-------- EXTRACTED RECORDS

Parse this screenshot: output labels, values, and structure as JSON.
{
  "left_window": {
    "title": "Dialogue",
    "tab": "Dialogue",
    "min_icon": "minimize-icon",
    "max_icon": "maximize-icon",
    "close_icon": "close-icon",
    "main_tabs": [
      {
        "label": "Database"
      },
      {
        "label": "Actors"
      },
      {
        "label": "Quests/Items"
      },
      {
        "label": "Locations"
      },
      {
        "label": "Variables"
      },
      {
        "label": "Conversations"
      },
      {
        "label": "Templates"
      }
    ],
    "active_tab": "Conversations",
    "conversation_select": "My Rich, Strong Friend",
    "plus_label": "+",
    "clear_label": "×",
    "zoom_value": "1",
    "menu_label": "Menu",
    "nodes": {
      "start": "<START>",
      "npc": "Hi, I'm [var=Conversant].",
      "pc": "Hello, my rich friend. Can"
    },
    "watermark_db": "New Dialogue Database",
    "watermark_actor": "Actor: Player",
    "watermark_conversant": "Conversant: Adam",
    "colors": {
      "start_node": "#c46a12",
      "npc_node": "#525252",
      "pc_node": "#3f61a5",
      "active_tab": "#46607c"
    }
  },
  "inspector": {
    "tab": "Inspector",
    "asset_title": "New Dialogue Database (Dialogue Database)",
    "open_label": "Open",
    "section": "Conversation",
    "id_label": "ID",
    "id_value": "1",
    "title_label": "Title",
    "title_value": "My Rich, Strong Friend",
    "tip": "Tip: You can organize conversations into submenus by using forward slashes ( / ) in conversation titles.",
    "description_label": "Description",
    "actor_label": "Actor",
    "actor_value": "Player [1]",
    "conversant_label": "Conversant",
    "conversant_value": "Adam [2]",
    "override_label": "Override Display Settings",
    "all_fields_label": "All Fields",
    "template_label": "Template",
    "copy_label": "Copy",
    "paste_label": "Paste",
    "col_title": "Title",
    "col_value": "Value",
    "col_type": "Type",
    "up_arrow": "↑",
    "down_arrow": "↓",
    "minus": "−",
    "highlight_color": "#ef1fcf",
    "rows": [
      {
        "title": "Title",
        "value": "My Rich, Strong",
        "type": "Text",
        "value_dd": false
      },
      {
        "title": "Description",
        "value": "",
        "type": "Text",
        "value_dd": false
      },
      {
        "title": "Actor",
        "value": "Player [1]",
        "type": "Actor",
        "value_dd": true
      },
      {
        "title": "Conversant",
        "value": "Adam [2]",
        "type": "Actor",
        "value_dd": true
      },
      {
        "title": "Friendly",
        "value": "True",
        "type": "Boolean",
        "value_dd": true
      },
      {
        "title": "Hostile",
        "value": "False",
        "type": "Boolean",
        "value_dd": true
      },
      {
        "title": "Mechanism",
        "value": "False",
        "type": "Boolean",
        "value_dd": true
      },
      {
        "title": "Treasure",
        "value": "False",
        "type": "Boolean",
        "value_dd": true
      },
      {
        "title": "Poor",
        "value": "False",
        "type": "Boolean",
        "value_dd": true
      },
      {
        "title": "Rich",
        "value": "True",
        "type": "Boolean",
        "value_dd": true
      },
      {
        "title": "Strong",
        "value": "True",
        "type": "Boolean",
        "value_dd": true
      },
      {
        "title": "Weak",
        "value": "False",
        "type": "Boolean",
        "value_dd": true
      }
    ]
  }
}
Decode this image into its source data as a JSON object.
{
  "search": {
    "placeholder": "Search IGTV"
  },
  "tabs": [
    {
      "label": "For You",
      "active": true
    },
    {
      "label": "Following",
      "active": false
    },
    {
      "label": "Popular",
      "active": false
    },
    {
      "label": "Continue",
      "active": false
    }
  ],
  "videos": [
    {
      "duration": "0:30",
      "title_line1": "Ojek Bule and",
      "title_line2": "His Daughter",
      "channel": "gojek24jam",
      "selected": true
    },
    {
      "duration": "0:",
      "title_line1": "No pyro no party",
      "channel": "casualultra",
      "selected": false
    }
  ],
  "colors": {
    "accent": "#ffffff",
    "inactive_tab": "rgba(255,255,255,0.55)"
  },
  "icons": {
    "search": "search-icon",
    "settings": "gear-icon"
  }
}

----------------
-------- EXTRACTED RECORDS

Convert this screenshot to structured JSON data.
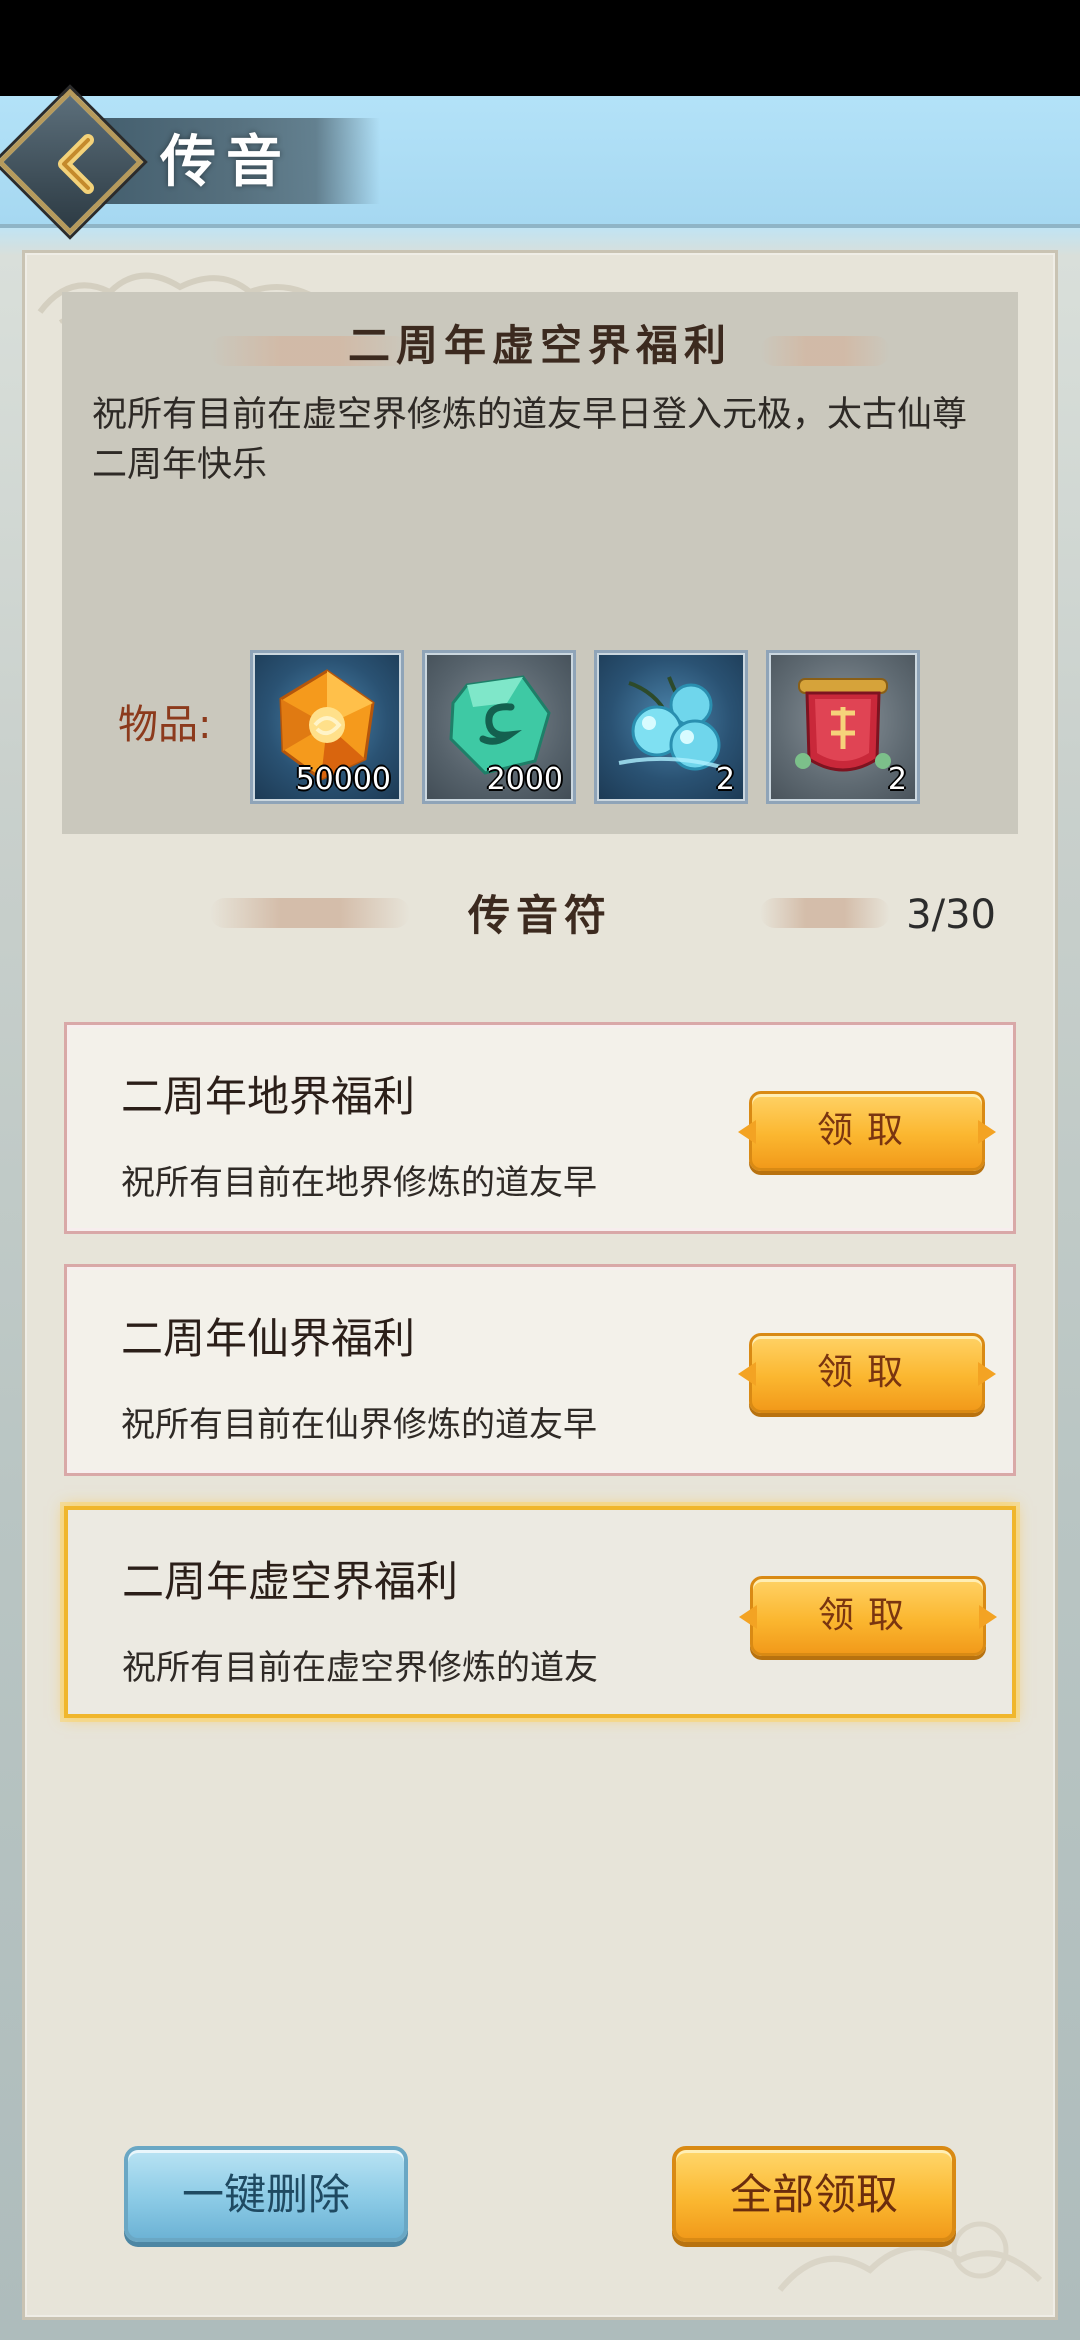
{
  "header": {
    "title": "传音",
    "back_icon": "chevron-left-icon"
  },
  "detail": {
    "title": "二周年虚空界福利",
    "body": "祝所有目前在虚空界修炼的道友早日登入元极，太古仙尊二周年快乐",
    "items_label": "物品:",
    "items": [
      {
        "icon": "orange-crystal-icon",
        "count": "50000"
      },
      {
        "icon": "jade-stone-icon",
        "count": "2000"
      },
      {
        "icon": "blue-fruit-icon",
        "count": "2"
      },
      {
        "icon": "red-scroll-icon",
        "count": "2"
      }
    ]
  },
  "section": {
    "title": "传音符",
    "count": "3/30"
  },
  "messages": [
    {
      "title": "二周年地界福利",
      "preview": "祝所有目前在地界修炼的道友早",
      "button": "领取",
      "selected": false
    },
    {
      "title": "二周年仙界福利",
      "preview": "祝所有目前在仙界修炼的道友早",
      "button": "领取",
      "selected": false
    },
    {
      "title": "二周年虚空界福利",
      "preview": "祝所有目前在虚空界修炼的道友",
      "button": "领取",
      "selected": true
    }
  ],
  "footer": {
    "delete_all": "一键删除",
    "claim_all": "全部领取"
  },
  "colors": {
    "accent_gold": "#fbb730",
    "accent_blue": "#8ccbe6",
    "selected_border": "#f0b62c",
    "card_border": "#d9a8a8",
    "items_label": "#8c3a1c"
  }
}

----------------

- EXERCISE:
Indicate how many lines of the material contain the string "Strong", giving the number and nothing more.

- REPLY:
4